But the one-time poster boy for Northern Ireland football actually turned 38 on Monday and has now made the decision that this coming season with Longford Town will be his last in the game.
“As you get older you struggle to get over games more than when you are younger,” he says. “And I thought that in another year the body will be aching even more. It’s different now than when I was playing full time and training every day. I don’t have that, so it’s difficult to stay in peak condition and that was part of the decision.”
He admits there were lows as well as highs over the course of his football life — not least the gambling problems about which he has spoken in the past — but the happier memories are sure to sustain him in his retirement.

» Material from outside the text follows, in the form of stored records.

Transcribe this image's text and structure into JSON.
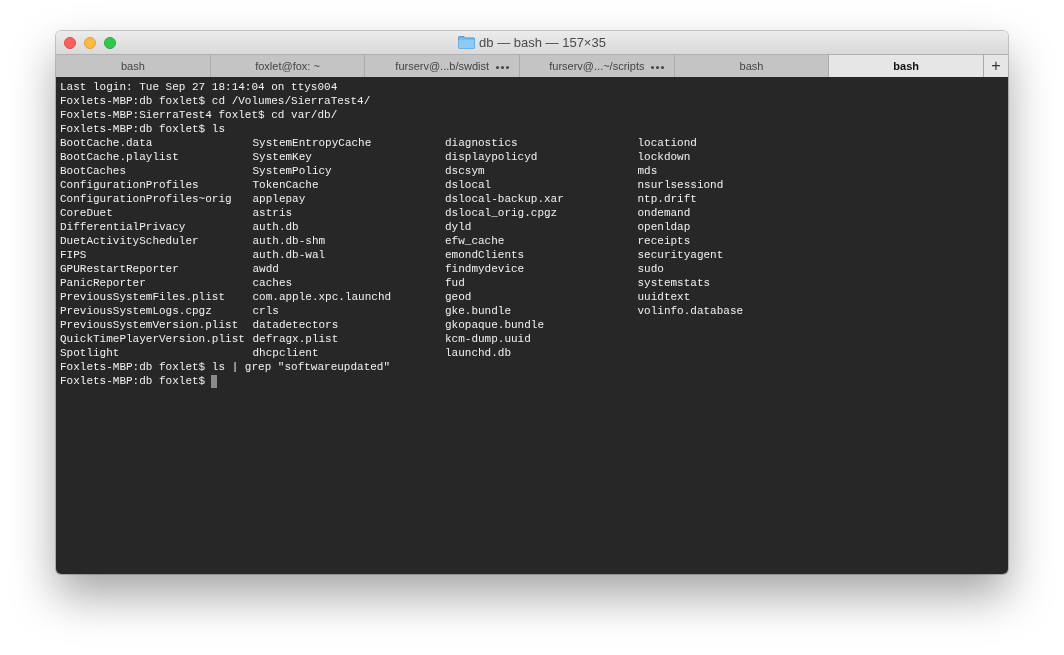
{
  "window": {
    "title": "db — bash — 157×35"
  },
  "tabs": [
    {
      "label": "bash",
      "selected": false,
      "busy": false
    },
    {
      "label": "foxlet@fox: ~",
      "selected": false,
      "busy": false
    },
    {
      "label": "furserv@...b/swdist",
      "selected": false,
      "busy": true
    },
    {
      "label": "furserv@...~/scripts",
      "selected": false,
      "busy": true
    },
    {
      "label": "bash",
      "selected": false,
      "busy": false
    },
    {
      "label": "bash",
      "selected": true,
      "busy": false
    }
  ],
  "new_tab": {
    "label": "+"
  },
  "terminal": {
    "before": [
      "Last login: Tue Sep 27 18:14:04 on ttys004",
      "Foxlets-MBP:db foxlet$ cd /Volumes/SierraTest4/",
      "Foxlets-MBP:SierraTest4 foxlet$ cd var/db/",
      "Foxlets-MBP:db foxlet$ ls"
    ],
    "listing": [
      [
        "BootCache.data",
        "SystemEntropyCache",
        "diagnostics",
        "locationd"
      ],
      [
        "BootCache.playlist",
        "SystemKey",
        "displaypolicyd",
        "lockdown"
      ],
      [
        "BootCaches",
        "SystemPolicy",
        "dscsym",
        "mds"
      ],
      [
        "ConfigurationProfiles",
        "TokenCache",
        "dslocal",
        "nsurlsessiond"
      ],
      [
        "ConfigurationProfiles~orig",
        "applepay",
        "dslocal-backup.xar",
        "ntp.drift"
      ],
      [
        "CoreDuet",
        "astris",
        "dslocal_orig.cpgz",
        "ondemand"
      ],
      [
        "DifferentialPrivacy",
        "auth.db",
        "dyld",
        "openldap"
      ],
      [
        "DuetActivityScheduler",
        "auth.db-shm",
        "efw_cache",
        "receipts"
      ],
      [
        "FIPS",
        "auth.db-wal",
        "emondClients",
        "securityagent"
      ],
      [
        "GPURestartReporter",
        "awdd",
        "findmydevice",
        "sudo"
      ],
      [
        "PanicReporter",
        "caches",
        "fud",
        "systemstats"
      ],
      [
        "PreviousSystemFiles.plist",
        "com.apple.xpc.launchd",
        "geod",
        "uuidtext"
      ],
      [
        "PreviousSystemLogs.cpgz",
        "crls",
        "gke.bundle",
        "volinfo.database"
      ],
      [
        "PreviousSystemVersion.plist",
        "datadetectors",
        "gkopaque.bundle"
      ],
      [
        "QuickTimePlayerVersion.plist",
        "defragx.plist",
        "kcm-dump.uuid"
      ],
      [
        "Spotlight",
        "dhcpclient",
        "launchd.db"
      ]
    ],
    "after": [
      "Foxlets-MBP:db foxlet$ ls | grep \"softwareupdated\""
    ],
    "prompt": "Foxlets-MBP:db foxlet$"
  }
}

“The best time of my career was at Newcastle,” he says, citing in particular the unforgettable, if bittersweet, 1995/’96 season when, having been front runners in the title race for most of the season, the Magpies had their wings clipped by Manchester United at the death. “We didn’t win the league but everyone remembers the team I played in. Not many people remember the team that came second two years ago but everyone remembers that Newcastle team, and that was due to the style of football we played.
“I played 86 times for Northern Ireland — that was a big thing. And I have played for big clubs and big name managers — Ferguson, Keegan, Dalglish, Guillit. I learned a lot from them.”
As he contemplates his own retirement, the remarkable fact is not lost on Gillespie that Alex Ferguson — who already had five years on the clock as Manchester United manager when the player signed for them in 1991 — is still at the helm at Old Trafford.
“It’s crazy to think that it was five years ago when he was going to call time on it,” he says. “He just lives and breathes football. And when you have built up something so successful it’s hard to walk away. Nobody would question it if he did, but he has that hunger to win trophies and while he has that he will keep on going.”
Looking back on his own career, Gillespie doesn’t hesitate when asked to nominate a stand-out game.
“Against Barcelona, for Newcastle in the Champions League, playing against Figo and Rivaldo, and we won 3-2. That was probably the best game I ever played [Gillespie laid on two goals for hat-trick hero Faustino Asprilla]. That was in 1997 but Newcastle fans still remind me of it to this day.”
And, lest we forget, there were a few wonderful nights in the green of Northern Ireland to cherish too. “We beat England [1-0 in 2005] which was a big thing as nobody gave us a chance and then a year later we beat Spain 3-2 at Windsor. The team we beat went on to win Euro ’08 and had all the big names playing that night.”
However, it’s south of the border where he will hang up his football boots after his surprise move to Longford Town in 2011. But if anyone thought it was just a cosmetic exercise to try and attract some publicity on the back of a fading star, Gillespie’s performances in a new central midfield role for Longford last season — which ended with him being named in the First Division team of the year — would have made them think again.
“I’ve heard about people coming here and maybe not taking it too seriously, but as a sportsman you want to give it your all,” he reflects. “It’s difficult as I played in some big stadiums all over the world, and the First Division is a culture shock, but you get used to it. Playing in stadiums where you can’t swing a cat in the changing rooms. Subs having to go out while the team changes. But it’s part of football and I’ve still enjoyed it.”
Longford have announced a new shirt and naming rights deal with international recruitment company City Calling, which will see Flancare Park renamed the City Calling Stadium for, at least, the next five years. And with manager Tony Cousins expressing confidence that things are progressing nicely on the pitch too, there’s a growing belief at the club that this could be the season when Longford finally return to the Airtricity League Premier Division.
And don’t be too surprised either if, by year’s end, their best-known player is tempted to reverse his decision to retire.
“At the minute my mind is made up but I may revisit it,” Gillespie smiles. “But it would be nice to go out on a high and achieve promotion. We looked like doing it for long periods last year but unfortunately we came up short. Tony has new players and a good squad now and we really feel this could be the season.”